Interface dataset entries:
-----
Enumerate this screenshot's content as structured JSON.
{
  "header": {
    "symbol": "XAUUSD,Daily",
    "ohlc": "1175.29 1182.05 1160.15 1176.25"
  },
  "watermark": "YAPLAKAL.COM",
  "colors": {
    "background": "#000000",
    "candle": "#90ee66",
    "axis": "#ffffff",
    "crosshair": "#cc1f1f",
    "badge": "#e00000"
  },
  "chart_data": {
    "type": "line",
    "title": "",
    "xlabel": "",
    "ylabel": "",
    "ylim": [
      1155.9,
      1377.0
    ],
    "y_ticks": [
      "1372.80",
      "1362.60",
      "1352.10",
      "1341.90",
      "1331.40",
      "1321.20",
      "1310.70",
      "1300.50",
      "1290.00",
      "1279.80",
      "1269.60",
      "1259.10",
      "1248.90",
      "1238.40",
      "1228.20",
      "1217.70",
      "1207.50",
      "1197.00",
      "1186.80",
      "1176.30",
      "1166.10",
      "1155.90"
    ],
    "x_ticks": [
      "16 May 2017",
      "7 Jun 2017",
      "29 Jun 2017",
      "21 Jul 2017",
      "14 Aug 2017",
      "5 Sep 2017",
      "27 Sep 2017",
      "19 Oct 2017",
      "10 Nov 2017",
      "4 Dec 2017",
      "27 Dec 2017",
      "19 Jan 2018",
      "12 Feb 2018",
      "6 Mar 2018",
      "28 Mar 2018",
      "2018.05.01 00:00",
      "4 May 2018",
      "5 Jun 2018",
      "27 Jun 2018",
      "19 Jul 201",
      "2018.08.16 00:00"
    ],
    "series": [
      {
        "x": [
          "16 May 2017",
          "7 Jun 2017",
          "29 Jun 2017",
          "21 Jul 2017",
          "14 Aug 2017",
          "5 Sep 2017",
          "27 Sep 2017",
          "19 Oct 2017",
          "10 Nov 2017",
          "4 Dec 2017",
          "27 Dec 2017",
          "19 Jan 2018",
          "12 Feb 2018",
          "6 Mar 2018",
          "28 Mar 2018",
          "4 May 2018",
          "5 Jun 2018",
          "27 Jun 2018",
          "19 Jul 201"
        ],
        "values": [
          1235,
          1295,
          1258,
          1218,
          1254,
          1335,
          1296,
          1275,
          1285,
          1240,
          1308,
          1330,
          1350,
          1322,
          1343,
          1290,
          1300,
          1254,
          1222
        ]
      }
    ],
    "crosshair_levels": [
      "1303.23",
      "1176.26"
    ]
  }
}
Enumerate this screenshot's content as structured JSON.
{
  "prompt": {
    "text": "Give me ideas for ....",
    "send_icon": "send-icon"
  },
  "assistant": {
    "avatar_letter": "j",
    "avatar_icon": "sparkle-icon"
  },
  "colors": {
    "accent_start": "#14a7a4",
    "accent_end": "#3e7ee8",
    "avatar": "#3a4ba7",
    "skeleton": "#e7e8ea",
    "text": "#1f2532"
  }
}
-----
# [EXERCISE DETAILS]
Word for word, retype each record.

# [OUTPUT OF THE EXERCISE]
Enumerate this screenshot's content as structured JSON.
{
  "header": {
    "symbol": "XAUUSD,Daily",
    "ohlc": "1175.29 1182.05 1160.15 1176.25"
  },
  "watermark": "YAPLAKAL.COM",
  "colors": {
    "background": "#000000",
    "candle": "#90ee66",
    "axis": "#ffffff",
    "crosshair": "#cc1f1f",
    "badge": "#e00000"
  },
  "chart_data": {
    "type": "line",
    "title": "",
    "xlabel": "",
    "ylabel": "",
    "ylim": [
      1155.9,
      1377.0
    ],
    "y_ticks": [
      "1372.80",
      "1362.60",
      "1352.10",
      "1341.90",
      "1331.40",
      "1321.20",
      "1310.70",
      "1300.50",
      "1290.00",
      "1279.80",
      "1269.60",
      "1259.10",
      "1248.90",
      "1238.40",
      "1228.20",
      "1217.70",
      "1207.50",
      "1197.00",
      "1186.80",
      "1176.30",
      "1166.10",
      "1155.90"
    ],
    "x_ticks": [
      "16 May 2017",
      "7 Jun 2017",
      "29 Jun 2017",
      "21 Jul 2017",
      "14 Aug 2017",
      "5 Sep 2017",
      "27 Sep 2017",
      "19 Oct 2017",
      "10 Nov 2017",
      "4 Dec 2017",
      "27 Dec 2017",
      "19 Jan 2018",
      "12 Feb 2018",
      "6 Mar 2018",
      "28 Mar 2018",
      "2018.05.01 00:00",
      "4 May 2018",
      "5 Jun 2018",
      "27 Jun 2018",
      "19 Jul 201",
      "2018.08.16 00:00"
    ],
    "series": [
      {
        "x": [
          "16 May 2017",
          "7 Jun 2017",
          "29 Jun 2017",
          "21 Jul 2017",
          "14 Aug 2017",
          "5 Sep 2017",
          "27 Sep 2017",
          "19 Oct 2017",
          "10 Nov 2017",
          "4 Dec 2017",
          "27 Dec 2017",
          "19 Jan 2018",
          "12 Feb 2018",
          "6 Mar 2018",
          "28 Mar 2018",
          "4 May 2018",
          "5 Jun 2018",
          "27 Jun 2018",
          "19 Jul 201"
        ],
        "values": [
          1235,
          1295,
          1258,
          1218,
          1254,
          1335,
          1296,
          1275,
          1285,
          1240,
          1308,
          1330,
          1350,
          1322,
          1343,
          1290,
          1300,
          1254,
          1222
        ]
      }
    ],
    "crosshair_levels": [
      "1303.23",
      "1176.26"
    ]
  }
}
Enumerate this screenshot's content as structured JSON.
{
  "prompt": {
    "text": "Give me ideas for ....",
    "send_icon": "send-icon"
  },
  "assistant": {
    "avatar_letter": "j",
    "avatar_icon": "sparkle-icon"
  },
  "colors": {
    "accent_start": "#14a7a4",
    "accent_end": "#3e7ee8",
    "avatar": "#3a4ba7",
    "skeleton": "#e7e8ea",
    "text": "#1f2532"
  }
}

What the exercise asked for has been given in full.